## Supplied material

=== Section Start ===

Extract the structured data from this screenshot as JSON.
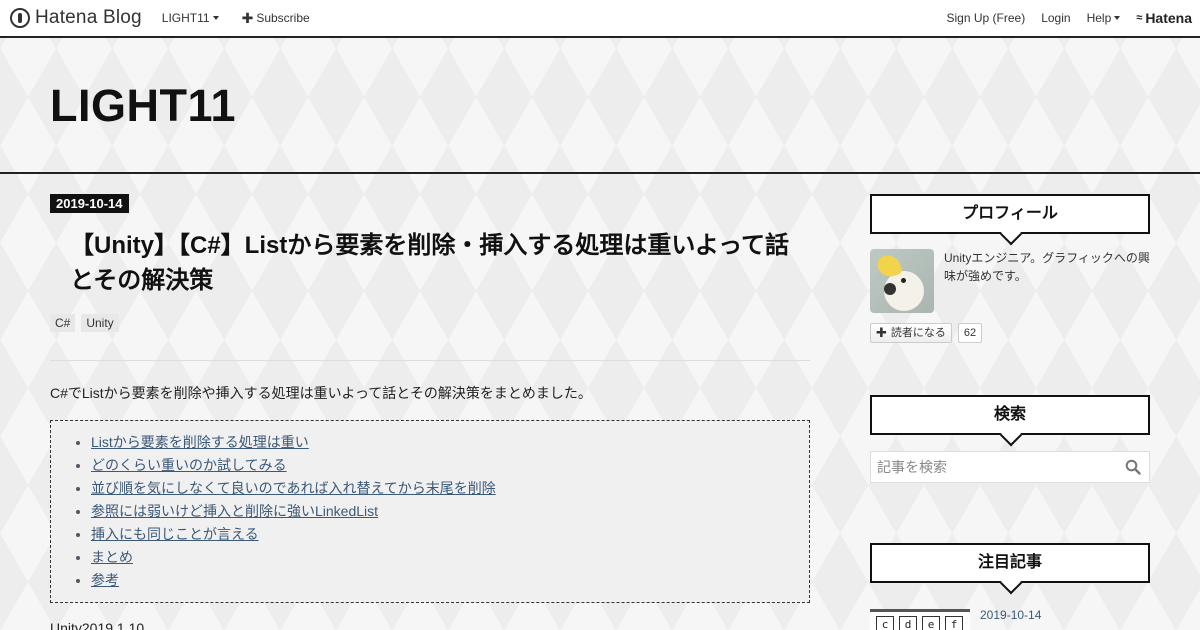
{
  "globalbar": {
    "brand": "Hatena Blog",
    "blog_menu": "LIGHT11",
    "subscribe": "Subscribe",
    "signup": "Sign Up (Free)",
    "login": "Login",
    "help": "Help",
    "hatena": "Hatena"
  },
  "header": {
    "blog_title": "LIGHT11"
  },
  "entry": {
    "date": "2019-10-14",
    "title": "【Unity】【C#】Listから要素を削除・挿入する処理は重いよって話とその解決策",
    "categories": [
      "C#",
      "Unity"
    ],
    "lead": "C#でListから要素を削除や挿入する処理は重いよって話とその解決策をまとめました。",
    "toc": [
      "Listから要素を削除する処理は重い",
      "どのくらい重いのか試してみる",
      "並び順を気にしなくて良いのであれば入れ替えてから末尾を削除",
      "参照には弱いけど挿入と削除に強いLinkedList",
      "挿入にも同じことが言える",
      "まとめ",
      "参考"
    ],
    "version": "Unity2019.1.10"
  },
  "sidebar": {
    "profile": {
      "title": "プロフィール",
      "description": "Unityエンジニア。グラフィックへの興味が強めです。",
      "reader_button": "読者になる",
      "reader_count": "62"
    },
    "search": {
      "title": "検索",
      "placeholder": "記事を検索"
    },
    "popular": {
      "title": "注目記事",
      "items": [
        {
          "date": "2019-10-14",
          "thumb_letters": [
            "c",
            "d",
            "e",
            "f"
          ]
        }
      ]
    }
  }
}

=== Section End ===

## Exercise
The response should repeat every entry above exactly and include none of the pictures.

## Solution to the problem
Extract the structured data from this screenshot as JSON.
{
  "globalbar": {
    "brand": "Hatena Blog",
    "blog_menu": "LIGHT11",
    "subscribe": "Subscribe",
    "signup": "Sign Up (Free)",
    "login": "Login",
    "help": "Help",
    "hatena": "Hatena"
  },
  "header": {
    "blog_title": "LIGHT11"
  },
  "entry": {
    "date": "2019-10-14",
    "title": "【Unity】【C#】Listから要素を削除・挿入する処理は重いよって話とその解決策",
    "categories": [
      "C#",
      "Unity"
    ],
    "lead": "C#でListから要素を削除や挿入する処理は重いよって話とその解決策をまとめました。",
    "toc": [
      "Listから要素を削除する処理は重い",
      "どのくらい重いのか試してみる",
      "並び順を気にしなくて良いのであれば入れ替えてから末尾を削除",
      "参照には弱いけど挿入と削除に強いLinkedList",
      "挿入にも同じことが言える",
      "まとめ",
      "参考"
    ],
    "version": "Unity2019.1.10"
  },
  "sidebar": {
    "profile": {
      "title": "プロフィール",
      "description": "Unityエンジニア。グラフィックへの興味が強めです。",
      "reader_button": "読者になる",
      "reader_count": "62"
    },
    "search": {
      "title": "検索",
      "placeholder": "記事を検索"
    },
    "popular": {
      "title": "注目記事",
      "items": [
        {
          "date": "2019-10-14",
          "thumb_letters": [
            "c",
            "d",
            "e",
            "f"
          ]
        }
      ]
    }
  }
}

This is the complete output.